One night, Storm Thorgerson (the artist) presented a black and white photograph of the dispersion of light by a prism, a photo he saw in a physics textbook. Along with many other ideas, Thorgerson presented the prism design to the band which was almost immediately approved by Pink Floyd.

The design is very minimal and simple, with a prism in front of a black background. The idea of the prism converting light into colour presents the identity of the band effectively. According to the artist Storm Thorgerson, the three elements represents the band’s stage lighting, the lyrics and the simple design demanded by band member Richard Wright. The black background and the design in general, calls for people to think about something greater than what is simply visible. 

The Dark Side of the Moon (1973) is not only one of the greatest albums ever made, its cover became an visual icon for Pink Floyd itself — a quiet, mysterious team of four musicians who let their music and visual stories speak for them.

The album helped turn Pink Floyd into one of the biggest bands in the world, with financial wealth, a mainstream following, and broad critical acceptance.

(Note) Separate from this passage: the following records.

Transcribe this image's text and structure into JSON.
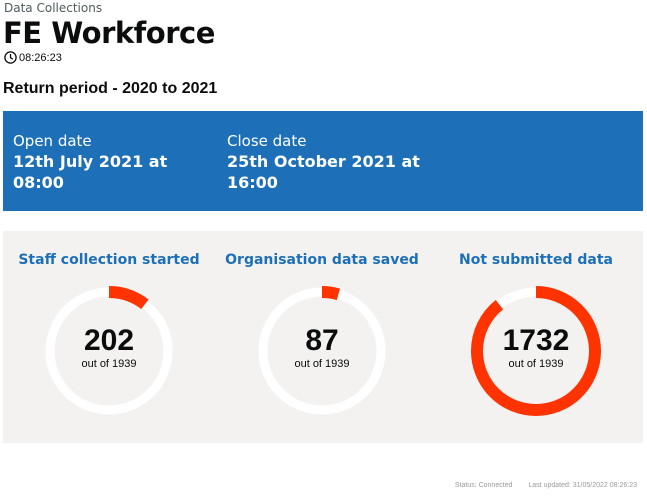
{
  "header": {
    "caption": "Data Collections",
    "title": "FE Workforce",
    "clock_time": "08:26:23",
    "clock_icon": "clock-icon"
  },
  "period": "Return period - 2020 to 2021",
  "banner": {
    "open_label": "Open date",
    "open_value": "12th July 2021 at 08:00",
    "close_label": "Close date",
    "close_value": "25th October 2021 at 16:00"
  },
  "stats": [
    {
      "heading": "Staff collection started",
      "value": "202",
      "count": 202,
      "out_of": "out of 1939",
      "total": 1939
    },
    {
      "heading": "Organisation data saved",
      "value": "87",
      "count": 87,
      "out_of": "out of 1939",
      "total": 1939
    },
    {
      "heading": "Not submitted data",
      "value": "1732",
      "count": 1732,
      "out_of": "out of 1939",
      "total": 1939
    }
  ],
  "footer": {
    "status": "Status: Connected",
    "last_updated": "Last updated: 31/05/2022 08:26:23"
  },
  "colors": {
    "banner_bg": "#1d70b8",
    "heading": "#1d70b8",
    "ring_progress": "#ff3300",
    "ring_track": "#ffffff",
    "panel_bg": "#f3f2f1"
  }
}
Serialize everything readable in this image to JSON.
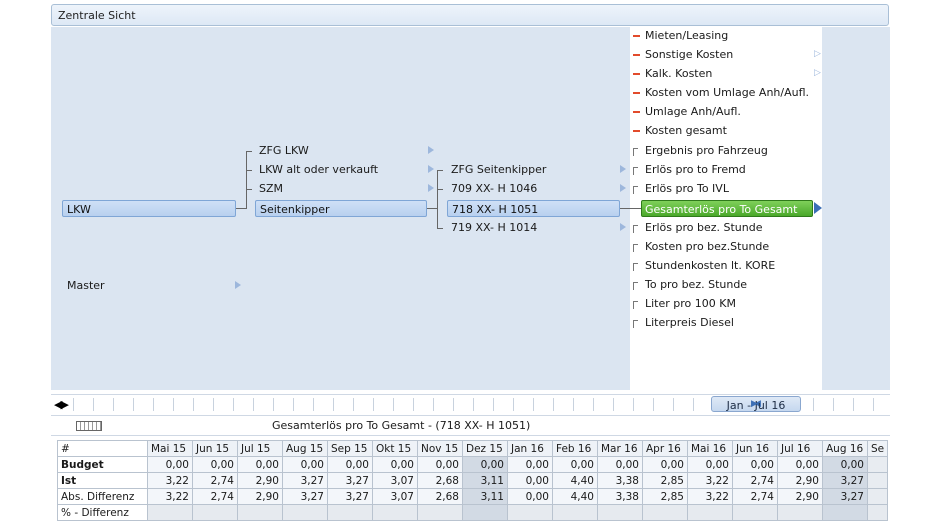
{
  "header": {
    "title": "Zentrale Sicht"
  },
  "tree": {
    "root": [
      {
        "label": "LKW",
        "selected": true
      },
      {
        "label": "Master",
        "selected": false
      }
    ],
    "level2": [
      {
        "label": "ZFG LKW"
      },
      {
        "label": "LKW alt oder verkauft"
      },
      {
        "label": "SZM"
      },
      {
        "label": "Seitenkipper",
        "selected": true
      }
    ],
    "level3": [
      {
        "label": "ZFG Seitenkipper"
      },
      {
        "label": "709 XX- H 1046"
      },
      {
        "label": "718 XX- H 1051",
        "selected": true
      },
      {
        "label": "719 XX- H 1014"
      }
    ]
  },
  "measures": [
    {
      "label": "Mieten/Leasing",
      "marker": "red"
    },
    {
      "label": "Sonstige Kosten",
      "marker": "red",
      "expandable": true
    },
    {
      "label": "Kalk. Kosten",
      "marker": "red",
      "expandable": true
    },
    {
      "label": "Kosten vom Umlage Anh/Aufl.",
      "marker": "redbracket"
    },
    {
      "label": "Umlage Anh/Aufl.",
      "marker": "red"
    },
    {
      "label": "Kosten gesamt",
      "marker": "redbracket"
    },
    {
      "label": "Ergebnis pro Fahrzeug",
      "marker": "gray"
    },
    {
      "label": "Erlös pro to Fremd",
      "marker": "gray"
    },
    {
      "label": "Erlös pro To IVL",
      "marker": "gray"
    },
    {
      "label": "Gesamterlös pro To Gesamt",
      "marker": "green",
      "selected": true
    },
    {
      "label": "Erlös pro bez. Stunde",
      "marker": "gray"
    },
    {
      "label": "Kosten pro bez.Stunde",
      "marker": "gray"
    },
    {
      "label": "Stundenkosten lt. KORE",
      "marker": "gray"
    },
    {
      "label": "To pro bez. Stunde",
      "marker": "gray"
    },
    {
      "label": "Liter pro 100 KM",
      "marker": "gray"
    },
    {
      "label": "Literpreis Diesel",
      "marker": "gray"
    }
  ],
  "timeline": {
    "range_label": "Jan - Jul 16",
    "nav_left": "◀▶"
  },
  "infobar": {
    "text": "Gesamterlös pro To Gesamt - (718 XX- H 1051)"
  },
  "table": {
    "columns": [
      "#",
      "Mai 15",
      "Jun 15",
      "Jul 15",
      "Aug 15",
      "Sep 15",
      "Okt 15",
      "Nov 15",
      "Dez 15",
      "Jan 16",
      "Feb 16",
      "Mar 16",
      "Apr 16",
      "Mai 16",
      "Jun 16",
      "Jul 16",
      "Aug 16",
      "Se"
    ],
    "rows": [
      {
        "label": "Budget",
        "bold": true,
        "values": [
          "0,00",
          "0,00",
          "0,00",
          "0,00",
          "0,00",
          "0,00",
          "0,00",
          "0,00",
          "0,00",
          "0,00",
          "0,00",
          "0,00",
          "0,00",
          "0,00",
          "0,00",
          "0,00",
          ""
        ]
      },
      {
        "label": "Ist",
        "bold": true,
        "values": [
          "3,22",
          "2,74",
          "2,90",
          "3,27",
          "3,27",
          "3,07",
          "2,68",
          "3,11",
          "0,00",
          "4,40",
          "3,38",
          "2,85",
          "3,22",
          "2,74",
          "2,90",
          "3,27",
          ""
        ]
      },
      {
        "label": "Abs. Differenz",
        "bold": false,
        "values": [
          "3,22",
          "2,74",
          "2,90",
          "3,27",
          "3,27",
          "3,07",
          "2,68",
          "3,11",
          "0,00",
          "4,40",
          "3,38",
          "2,85",
          "3,22",
          "2,74",
          "2,90",
          "3,27",
          ""
        ]
      },
      {
        "label": "% - Differenz",
        "bold": false,
        "values": [
          "",
          "",
          "",
          "",
          "",
          "",
          "",
          "",
          "",
          "",
          "",
          "",
          "",
          "",
          "",
          "",
          ""
        ]
      }
    ]
  },
  "colors": {
    "canvas_bg": "#dbe5f1",
    "selected_blue": "#b8d0ef",
    "selected_green": "#4aa82a",
    "marker_red": "#e24b2b"
  }
}
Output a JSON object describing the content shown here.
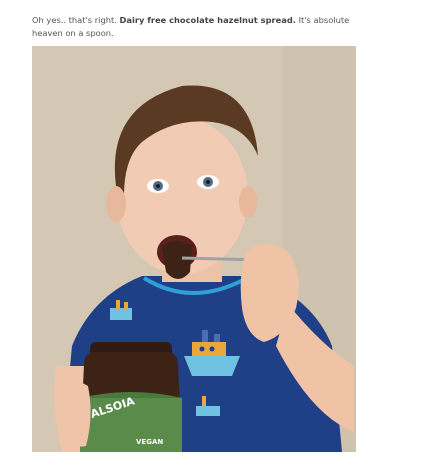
{
  "post": {
    "intro_text_before": "Oh yes.. that's right. ",
    "intro_bold": "Dairy free chocolate hazelnut spread.",
    "intro_text_after": " It's absolute heaven on a spoon."
  },
  "photo": {
    "jar_brand": "ALSOIA",
    "jar_label": "VEGAN"
  },
  "colors": {
    "background": "#ffffff",
    "body_text": "#555555",
    "wall": "#d5c9b6",
    "shirt": "#1f3f86",
    "chocolate": "#3c2316"
  }
}
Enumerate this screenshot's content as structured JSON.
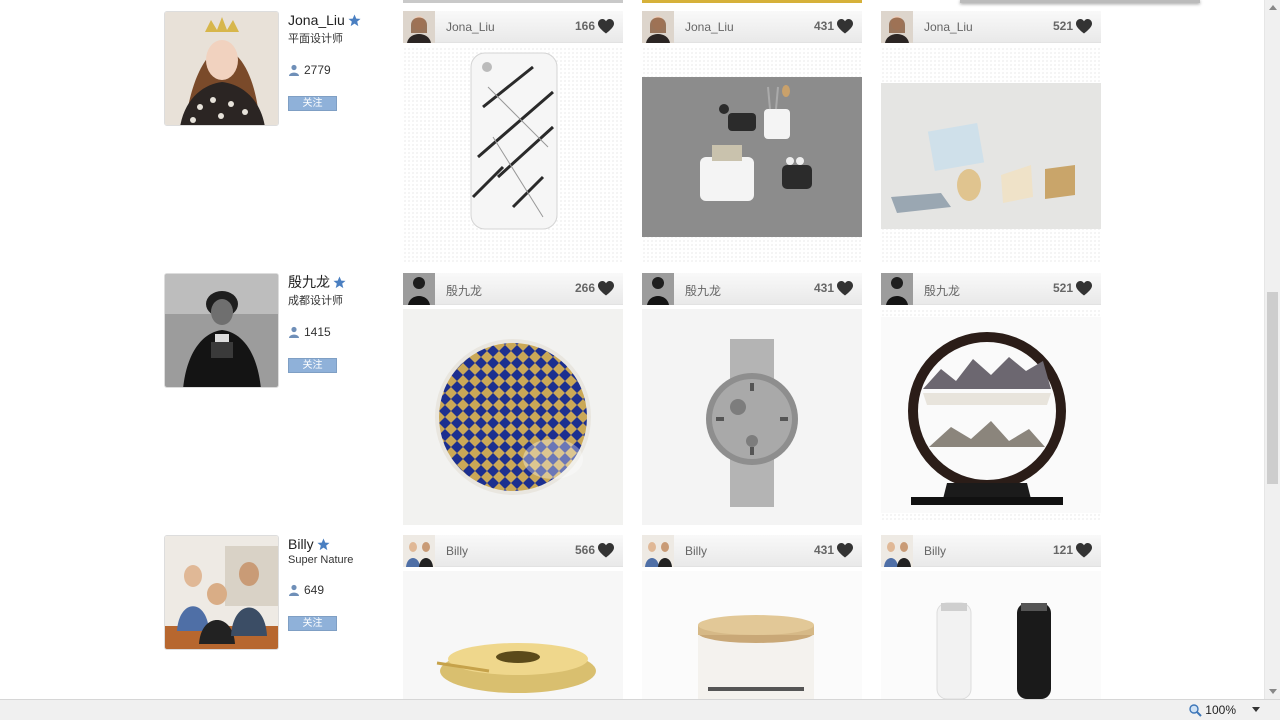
{
  "colors": {
    "follow_button": "#8fb1d9",
    "star": "#4a7fc1",
    "heart": "#333333"
  },
  "rows": [
    {
      "name": "Jona_Liu",
      "title": "平面设计师",
      "followers": "2779",
      "follow_label": "关注",
      "cards": [
        {
          "user": "Jona_Liu",
          "likes": "166",
          "image": "marble-phone-case"
        },
        {
          "user": "Jona_Liu",
          "likes": "431",
          "image": "wall-pockets"
        },
        {
          "user": "Jona_Liu",
          "likes": "521",
          "image": "photo-stands"
        }
      ]
    },
    {
      "name": "殷九龙",
      "title": "成都设计师",
      "followers": "1415",
      "follow_label": "关注",
      "cards": [
        {
          "user": "殷九龙",
          "likes": "266",
          "image": "diamond-plate"
        },
        {
          "user": "殷九龙",
          "likes": "431",
          "image": "bradley-watch"
        },
        {
          "user": "殷九龙",
          "likes": "521",
          "image": "sand-picture"
        }
      ]
    },
    {
      "name": "Billy",
      "title": "Super Nature",
      "followers": "649",
      "follow_label": "关注",
      "cards": [
        {
          "user": "Billy",
          "likes": "566",
          "image": "brass-dish"
        },
        {
          "user": "Billy",
          "likes": "431",
          "image": "candle-tin"
        },
        {
          "user": "Billy",
          "likes": "121",
          "image": "watch-straps"
        }
      ]
    }
  ],
  "status": {
    "zoom": "100%"
  }
}
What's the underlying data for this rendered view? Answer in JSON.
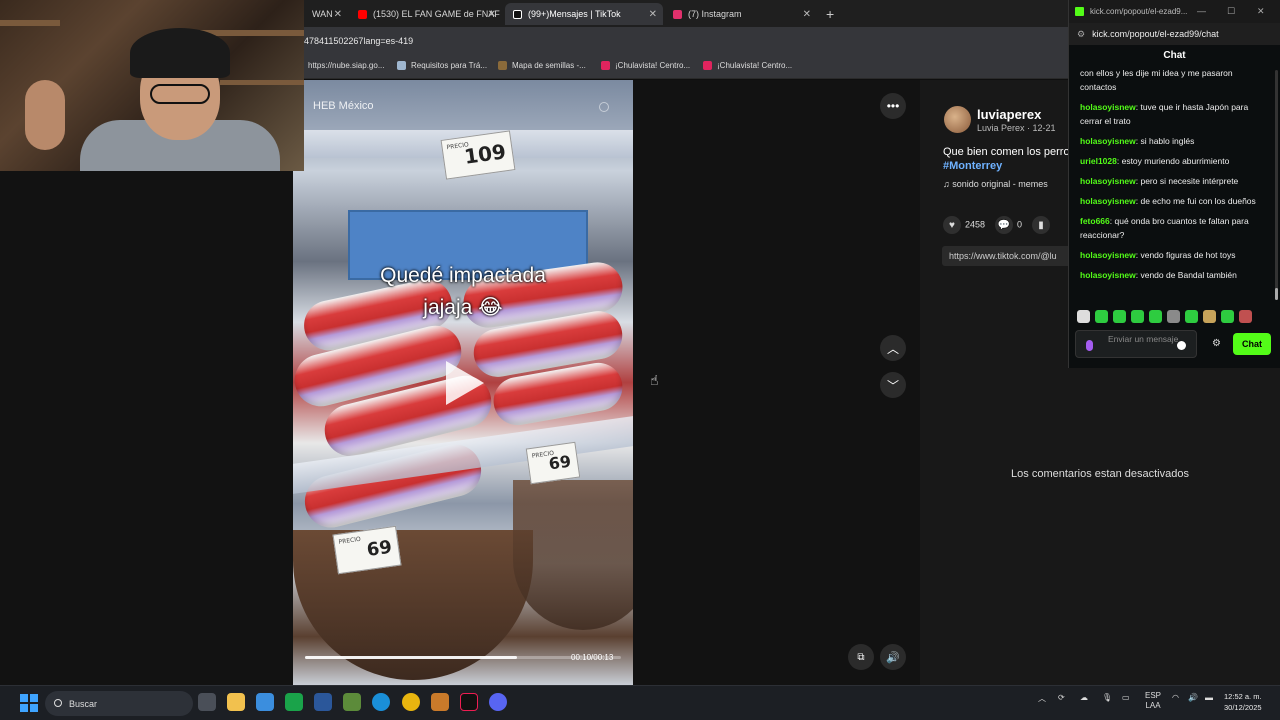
{
  "browser": {
    "tabs": [
      {
        "label": "WAN",
        "color": "#888888",
        "active": false
      },
      {
        "label": "(1530) EL FAN GAME de FNAF",
        "color": "#ff0000",
        "active": false
      },
      {
        "label": "(99+)Mensajes | TikTok",
        "color": "#ffffff",
        "active": true
      },
      {
        "label": "(7) Instagram",
        "color": "#e1306c",
        "active": false
      }
    ],
    "url": "478411502267lang=es-419",
    "bookmarks": [
      {
        "label": "https://nube.siap.go...",
        "color": "#777777"
      },
      {
        "label": "Requisitos para Trá...",
        "color": "#9fb7d0"
      },
      {
        "label": "Mapa de semillas -...",
        "color": "#8a6a3a"
      },
      {
        "label": "¡Chulavista! Centro...",
        "color": "#e0245e"
      },
      {
        "label": "¡Chulavista! Centro...",
        "color": "#e0245e"
      }
    ]
  },
  "video": {
    "account_overlay": "HEB México",
    "caption_line1": "Quedé impactada",
    "caption_line2": "jajaja 😂",
    "timecode": "00:10/00:13",
    "progress_fraction": 0.67,
    "price_tags": [
      "109",
      "69",
      "69"
    ]
  },
  "post": {
    "username": "luviaperex",
    "subname": "Luvia Perex · 12-21",
    "description": "Que bien comen los perro",
    "hashtag": "#Monterrey",
    "sound": "sonido original - memes",
    "likes": "2458",
    "comments": "0",
    "link": "https://www.tiktok.com/@lu",
    "comments_disabled": "Los comentarios estan desactivados"
  },
  "chat": {
    "popup_title": "kick.com/popout/el-ezad9...",
    "url": "kick.com/popout/el-ezad99/chat",
    "header": "Chat",
    "messages": [
      {
        "user": "",
        "text": "con ellos y les dije mi idea y me pasaron contactos",
        "color": "#53fc18"
      },
      {
        "user": "holasoyisnew",
        "text": ": tuve que ir hasta Japón para cerrar el trato",
        "color": "#53fc18"
      },
      {
        "user": "holasoyisnew",
        "text": ": si hablo inglés",
        "color": "#53fc18"
      },
      {
        "user": "uriel1028",
        "text": ": estoy muriendo aburrimiento",
        "color": "#53fc18"
      },
      {
        "user": "holasoyisnew",
        "text": ": pero si necesite intérprete",
        "color": "#53fc18"
      },
      {
        "user": "holasoyisnew",
        "text": ": de echo me fui con los dueños",
        "color": "#53fc18"
      },
      {
        "user": "feto666",
        "text": ": qué onda bro cuantos te faltan para reaccionar?",
        "color": "#53fc18"
      },
      {
        "user": "holasoyisnew",
        "text": ": vendo figuras de hot toys",
        "color": "#53fc18"
      },
      {
        "user": "holasoyisnew",
        "text": ": vendo de Bandal también",
        "color": "#53fc18"
      }
    ],
    "input_placeholder": "Enviar un mensaje",
    "send_label": "Chat"
  },
  "taskbar": {
    "search_label": "Buscar",
    "lang_line1": "ESP",
    "lang_line2": "LAA",
    "time": "12:52 a. m.",
    "date": "30/12/2025"
  }
}
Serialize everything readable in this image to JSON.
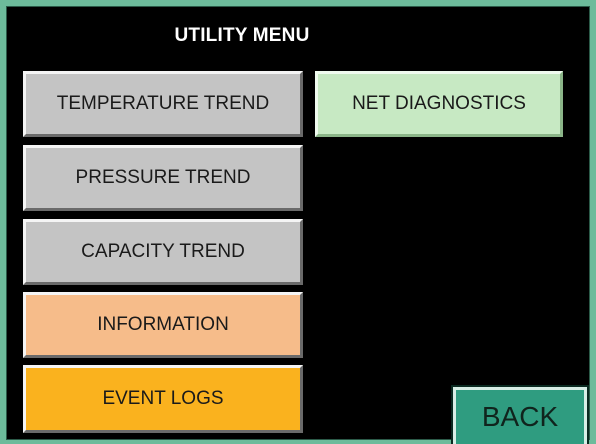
{
  "header": {
    "title": "UTILITY MENU"
  },
  "menu": {
    "temperature_trend": "TEMPERATURE TREND",
    "pressure_trend": "PRESSURE TREND",
    "capacity_trend": "CAPACITY TREND",
    "information": "INFORMATION",
    "event_logs": "EVENT LOGS",
    "net_diagnostics": "NET DIAGNOSTICS",
    "back": "BACK"
  },
  "colors": {
    "frame": "#6dbb9b",
    "panel": "#000000",
    "trend_button": "#c4c4c4",
    "information_button": "#f6bc8a",
    "event_logs_button": "#fab21e",
    "net_diagnostics_button": "#c7e9c3",
    "back_button": "#2f9c80"
  }
}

The Dark Side of the Moon is now known as one of the greatest and most influential albums ever — certainly a defining moment of the progressive rock genre.